Jerry Seinfeld and the Progressive Comedy Pause
Do political beliefs drive partisanship, or does partisanship drive political beliefs?
Blackboards, report cards, and newspaper clippings from 1917 discovered behind walls of an Oklahoma City school
What overparenting looks like from a Stanford dean’s perspective
Some pictures of Japan
The rise of the new Groupthink, and the power of working alone
The coming of the Cry-bullies
Girlwithadragonflytattoo visits an art museum
Marco Rubio’s boat versus John Kerry’s boat. The NYT is making much of Rubio having spent $80K on a boat.
There has been much talk of late about the influence of money in politics. Rarely mentioned is the power of in-kind contributions, such as that represented by the NYT’s predictable favorable coverage of Democratic versus Republican candidates.
How much would it cost to buy the advertising equivalent of NYT’s support for, say, Hillary Clinton? The answer has to be at least in the hundreds of millions of dollars.
Don Sensing points out that success was by no means assured: the pivot day of history.

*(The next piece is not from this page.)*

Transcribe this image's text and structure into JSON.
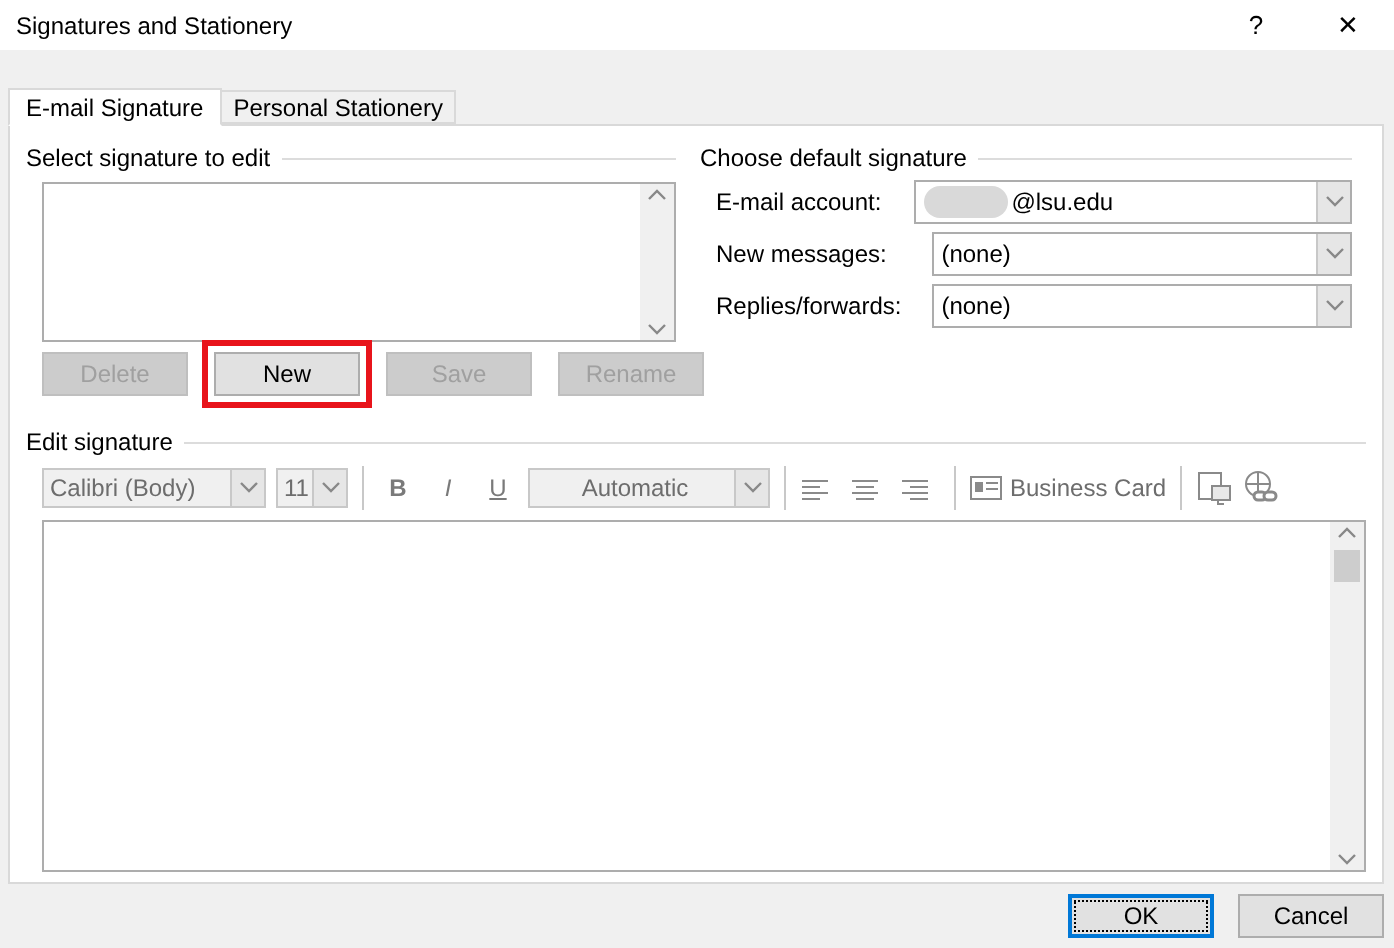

Neptunus Lex: The liberation of France started when each, individual man on those landing craft as the ramp came down – each paratroop in his transport when the light turned green – made the individual decision to step off with the only life he had and face the fire.
The Battle of Midway took place from June 4 through June 7, 1942. Bookworm attended a Battle of Midway commemoration event in 2010 and also in 2011: Our Navy–a sentimental service in a cynical society.
See also Sgt Mom’s History Friday post from last year.
General Electric remembers the factory workers at home who made victory possible. Also, women building airplanes during WWII, in color and the story of the Willow Run bomber plant.
Update: a very interesting piece on the radio news coverage of the invasion
Found through a link on Ace of Spades HQ – a picture gallery at the Military Times, of (mostly) WWII black and white pictures colorized. Some of them more convincingly than others – but the best of them very well done indeed.
Of course, now I have that Carbon Leaf song on playback in my head…
Winter has a lot of negative effects on our property. As is the rite every Spring, we need to fix things broken, ground that has moved, fencing that has shifted, and other items. The maintenance of the coat of Jameson The Hundred Pound Dog (we have been calling him, more appropriately, the Jameson Experience) is among these tasks. No matter how hard we have tried in the past, this long haired mutt just has no hope when it comes to his long coat. We always wait until Spring to shave the mess of matted hair and dreadlocks that he accumulates over the Winter. That way we only have to do it once, and he doesn’t have to shiver when outside in the cold season. Before:
in San Antonio’s La Villita this afternoon. What beverage ought to be drunk in celebration from these goblets, and by whom?
Read the rest of this entry »
Happy Passover to all Chicagoboyz contributors and readers.
For your dining pleasure, the three-star winner (South Texas Division) of the Chicagoboyz World Heritage Taqueria Guide – Erick’s Tacos, on Nacogdoches road.
Behold the simple splendor of their open-air dining facility!
Read the rest of this entry »
Recently I visited my friend to see their new baby and they had fantastic views of the city looking west and north. Not a bad photo from my iPhone 6… my iPhone 5 and 4 cameras were terrible.
Cross posted at LITGM
I recently visited this restaurant in Key Largo and recommend it.
The restaurant is decorated with odd nautical paraphernalia. One of the prominent exhibits looked familiar. It turned out to be the Sara G that was rowed almost all of the way across the Atlantic in the ill-fated Atlantic Odyssey challenge of 2012.
A prehistoric village, found beneath the sea near Haifa
Steven Pinker and Andrew Mack assert that actually, the world is not falling apart: “Never mind the headlines. We’ve never lived in such peaceful times”
Also, Richard Fernandez argues that the American can-do spirit continues to exist
Ideology and closed systems, at Grim’s Hall
In France, criticism of Islam can get you prosecuted. Basically, we are seeing the return of laws against blasphemy–and not only in France–but with this difference: I don’t think ever before have governments forbidden criticism of a belief system that is not held by the majority of their citizens, or at least of their ruling classes
I’m going to make a suggestion that you will thank me for when you eat your potato latkes: cranberry sauce.